It may be that the dissolution is not the first step toward the total elimination of this powerful religion, but merely a breaking away of the talmudic encrustation of the true scribes and pharisees of the Second and Third Internationals. Such a development is not uncommon in the history of other religions. My personal opinion is that the disintegration which we now see is more fundamental, however, and I doubt that Marxism will survive the century as a living faith.
In my own experience in the classrooms of powerful and plebeian universities alike, Marxism has indeed disintegrated into virtually nothing. Marxism has, rather, become a sort of an embarrassing older uncle that professors chuckle about in a manner that is more reminiscing than bitter. They all realize that Marxism led to very bad things, but they are unable to acknowledge that capitalism – Marxism’s Other – has brought about peace and prosperity for untold billions.
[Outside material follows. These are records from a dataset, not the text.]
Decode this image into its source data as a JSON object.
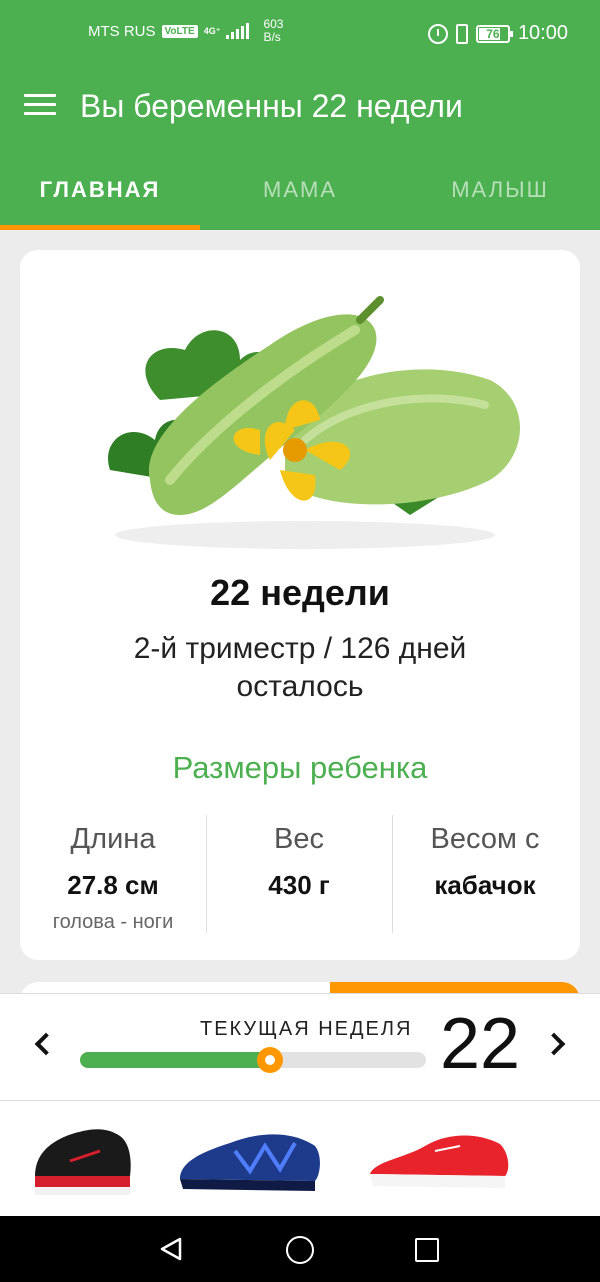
{
  "status_bar": {
    "carrier": "MTS RUS",
    "volte": "VoLTE",
    "network": "4G⁺",
    "speed_value": "603",
    "speed_unit": "B/s",
    "battery_percent": 76,
    "battery_text": "76",
    "time": "10:00"
  },
  "app_bar": {
    "title": "Вы беременны 22 недели"
  },
  "tabs": [
    {
      "label": "ГЛАВНАЯ",
      "active": true
    },
    {
      "label": "МАМА",
      "active": false
    },
    {
      "label": "МАЛЫШ",
      "active": false
    }
  ],
  "card": {
    "image": "zucchini-illustration",
    "week_title": "22 недели",
    "trimester_text": "2-й триместр / 126 дней осталось",
    "sizes_title": "Размеры ребенка",
    "stats": [
      {
        "label": "Длина",
        "value": "27.8 см",
        "note": "голова - ноги"
      },
      {
        "label": "Вес",
        "value": "430 г",
        "note": ""
      },
      {
        "label": "Весом с",
        "value": "кабачок",
        "note": ""
      }
    ]
  },
  "week_panel": {
    "label": "ТЕКУЩАЯ НЕДЕЛЯ",
    "current_week": "22",
    "progress_fraction": 0.55
  },
  "ad": {
    "items": [
      "black-red-sneaker",
      "blue-sneaker",
      "red-sneaker"
    ]
  },
  "colors": {
    "primary": "#4caf50",
    "accent": "#ff9800"
  }
}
It would be wise for us, therefore, to continue to focus on this dead religion. Deep-seated beliefs are hard to let go of, even after these beliefs have been shown – theoretically and empirically – to lead to horrors of the worst kind. “Yes,” the embarrassed former adherents grudgingly admit, “communism has failed miserably, but socialism has not. It has not even been tried, and besides, it is capitalism that is responsible for the world’s ills today.”
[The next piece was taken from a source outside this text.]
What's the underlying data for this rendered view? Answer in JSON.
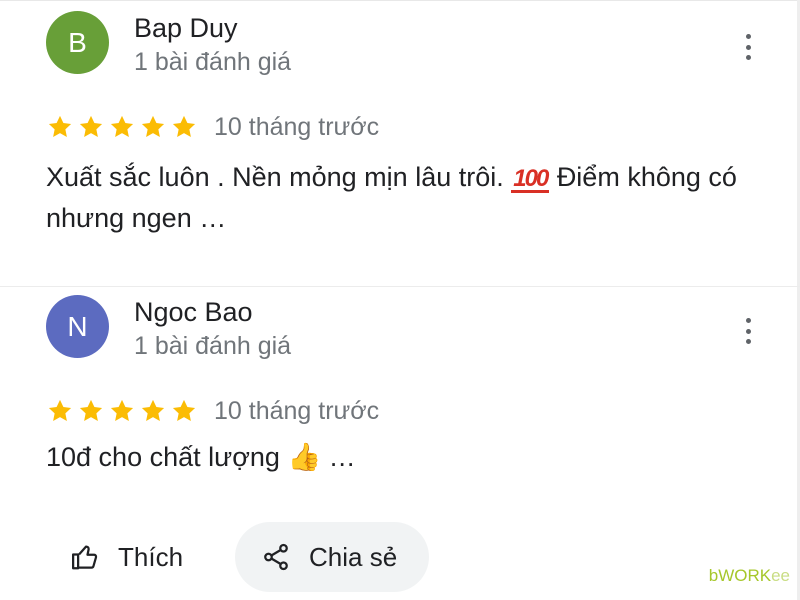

This is not obstinance. This is deceit, plain and simple.
So how do we go about combating obvious deceit (rather than the sophisticated theories of 20th century Marxists)?
I think the answer is to just debunk their examples on a case by case basis, in as public as a forum as you can muster. Famines in east and central Africa, for example, have often been attributed to capitalism because of the policies of the World Bank and IMF. Libertarians ought to agree with most of this, and then simply point out that the World Bank and the IMF are central planning agencies designed, created, and supported by governments in the West. Once this fact -which is not quite as simple as it appears – is acknowledged, you can go from there and take a public choice route, an Austrian route, or even a populist libertarian route to explain why capitalism is not responsible for famines.
Wars, genocides, ethnic cleansing campaigns, etc., can all be explained (and eliminated) if libertarians focus on the role of the State in all of these ills rather than on the theoretical or empirical weaknesses of socialist explanations and proposals.